Good ol’ fashioned alien-induced mayhem.
2005’s Destroy All Humans! was another great product of a great era of games. It was fun, irreverent, and generally silly. It was a nice game to have before the deluge of brown-colored World War II shooters that came shortly after that generation. It was full of old pop culture references, had an all-star voice cast, and the sequels- well, let’s not talk about the sequels. Anyway, the point I’m clumsily laboring toward here is that it’s back with a complete visual overhaul and some new modern conveniences.
You play as Cryptosporidium-137 (Crypto for short), a short-tempered alien who kind of sounds like Jack Nicholson. After one of your predecessors crashes on Earth while scoping it out for a potential invasion, it falls to you to pick up where he left off. Due to genetic degradation, Crypto’s race, the Furons, are in need of fresh DNA, and due to some ancient shenanigans with humanity’s ancestors, human brains happen to have that DNA, which means there’s going to be a lot of probing. The dialogue and writing have all been carried over from the original game, and while some of the jokes haven’t aged spectacularly, it’s still an entertaining little parody of 1950s red scare alien invasion movies.
There’s two major types of gameplay going on here: stealth and mayhem. When Crypto needs information, he can utilize his various psychic powers to take on human disguises and read minds. This disguise, known as the “holobob,” has been changed slightly from the original game; in the original, you’d just look at someone and copy them. Here, when you holobob someone, they become invisible and immobile. For the most part, this doesn’t really make a difference, though some players have reported a bug where, upon moving far enough away, your holobob victim despawns and your disguise vanishes. The holobob seems a little more temperamental in general, and you can’t use any offensive psychic powers without compromising yourself, which is a bummer.

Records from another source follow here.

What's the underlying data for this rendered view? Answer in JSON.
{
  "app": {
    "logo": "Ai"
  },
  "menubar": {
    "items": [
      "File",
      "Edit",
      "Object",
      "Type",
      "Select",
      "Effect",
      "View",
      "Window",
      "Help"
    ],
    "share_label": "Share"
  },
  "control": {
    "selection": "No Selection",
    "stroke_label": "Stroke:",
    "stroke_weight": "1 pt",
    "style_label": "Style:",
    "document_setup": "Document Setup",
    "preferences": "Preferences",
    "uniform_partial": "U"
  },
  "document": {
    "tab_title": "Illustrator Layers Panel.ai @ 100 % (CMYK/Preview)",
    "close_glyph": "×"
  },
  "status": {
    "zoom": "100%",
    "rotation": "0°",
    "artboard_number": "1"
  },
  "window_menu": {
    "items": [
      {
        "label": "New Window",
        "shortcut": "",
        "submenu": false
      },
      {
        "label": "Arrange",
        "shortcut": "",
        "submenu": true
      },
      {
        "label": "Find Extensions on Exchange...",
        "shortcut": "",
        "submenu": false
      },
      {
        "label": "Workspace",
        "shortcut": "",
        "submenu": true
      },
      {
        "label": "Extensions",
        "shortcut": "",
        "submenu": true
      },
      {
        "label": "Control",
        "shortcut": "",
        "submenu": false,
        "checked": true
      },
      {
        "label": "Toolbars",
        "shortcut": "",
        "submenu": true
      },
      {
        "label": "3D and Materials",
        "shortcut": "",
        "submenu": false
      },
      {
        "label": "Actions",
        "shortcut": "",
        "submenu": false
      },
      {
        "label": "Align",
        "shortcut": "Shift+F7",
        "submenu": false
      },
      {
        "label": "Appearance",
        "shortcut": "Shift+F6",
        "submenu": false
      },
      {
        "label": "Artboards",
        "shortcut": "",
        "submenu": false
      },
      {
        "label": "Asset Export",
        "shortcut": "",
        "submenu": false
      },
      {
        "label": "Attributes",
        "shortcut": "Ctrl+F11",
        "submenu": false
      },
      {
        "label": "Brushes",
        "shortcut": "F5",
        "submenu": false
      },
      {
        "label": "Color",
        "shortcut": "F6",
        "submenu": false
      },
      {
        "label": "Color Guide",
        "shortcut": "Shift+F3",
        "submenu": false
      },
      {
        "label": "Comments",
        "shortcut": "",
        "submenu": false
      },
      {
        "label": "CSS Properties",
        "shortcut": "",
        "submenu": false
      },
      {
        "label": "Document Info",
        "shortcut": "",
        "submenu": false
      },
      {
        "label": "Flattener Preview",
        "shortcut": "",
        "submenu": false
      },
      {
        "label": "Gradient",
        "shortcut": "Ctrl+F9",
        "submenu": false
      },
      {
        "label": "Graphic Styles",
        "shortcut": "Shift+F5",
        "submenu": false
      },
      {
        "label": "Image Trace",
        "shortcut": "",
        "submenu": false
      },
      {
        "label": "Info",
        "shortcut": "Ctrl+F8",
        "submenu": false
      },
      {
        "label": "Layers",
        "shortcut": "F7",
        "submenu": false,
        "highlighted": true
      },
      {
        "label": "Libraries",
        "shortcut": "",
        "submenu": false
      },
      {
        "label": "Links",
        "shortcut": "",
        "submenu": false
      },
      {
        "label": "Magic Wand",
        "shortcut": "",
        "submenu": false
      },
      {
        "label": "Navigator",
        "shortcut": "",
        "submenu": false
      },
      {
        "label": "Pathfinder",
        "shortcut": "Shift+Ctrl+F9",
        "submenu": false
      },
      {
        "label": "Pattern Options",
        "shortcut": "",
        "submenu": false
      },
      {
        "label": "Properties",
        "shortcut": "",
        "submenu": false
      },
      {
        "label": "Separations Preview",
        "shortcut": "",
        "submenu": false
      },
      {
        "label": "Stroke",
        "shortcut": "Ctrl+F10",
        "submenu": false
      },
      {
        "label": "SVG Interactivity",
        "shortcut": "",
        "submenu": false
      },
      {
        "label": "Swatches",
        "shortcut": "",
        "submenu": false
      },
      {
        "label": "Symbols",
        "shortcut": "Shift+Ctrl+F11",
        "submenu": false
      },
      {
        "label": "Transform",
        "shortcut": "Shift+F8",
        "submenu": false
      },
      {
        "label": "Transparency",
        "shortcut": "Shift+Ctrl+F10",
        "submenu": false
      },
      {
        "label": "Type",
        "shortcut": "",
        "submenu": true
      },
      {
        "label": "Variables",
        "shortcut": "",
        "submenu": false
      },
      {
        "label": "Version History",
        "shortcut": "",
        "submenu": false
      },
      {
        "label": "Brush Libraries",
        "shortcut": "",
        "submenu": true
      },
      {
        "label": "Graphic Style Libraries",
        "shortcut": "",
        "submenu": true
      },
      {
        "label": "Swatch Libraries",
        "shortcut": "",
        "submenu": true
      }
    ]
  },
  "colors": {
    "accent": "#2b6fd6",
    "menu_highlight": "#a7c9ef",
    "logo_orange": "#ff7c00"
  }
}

Luckily, when Crypto drops pretenses and busts out the ray gun, things get much more fun. You’ve got lots of tools to wreak mayhem upon humanity, including a lightning gun, a Mars Attacks-style disintegrator beam, and you can lift and throw stuff with your mind. Oh, and if my comment earlier made you curious, yes, there is a probe weapon, and it goes exactly where you’re thinking. Of course, no alien invader is complete without his flying saucer, armed with tractor beams and death rays to completely wreck a city for funsies. One new feature is a dashing ability that lets you zip around on jet skates, which, while not especially necessary since you already have a jetpack, earns tons of cool points.
Compared to modern sandbox games, Destroy All Humans! is a lot smaller in scale, but it’s a little tighter for it. When you clear a mission in a new map area, you get access to a free roam where you can hunt down drones, complete a couple of challenges, or just terrorize the populace, all to obtain more DNA. More DNA means more upgrades for your ship, weapons, and abilities. It’s a simple cycle, but it’s a pleasant simplicity.
Despite some quirks arising from the remake process, Destroy All Humans! is still as fun a game as it was 15 years ago. While not all of the modernization efforts hit the mark, the ones that do are welcome improvements. If you don’t mind some old groaner jokes and a spot of wonky AI, it’ll make for some great stress relief.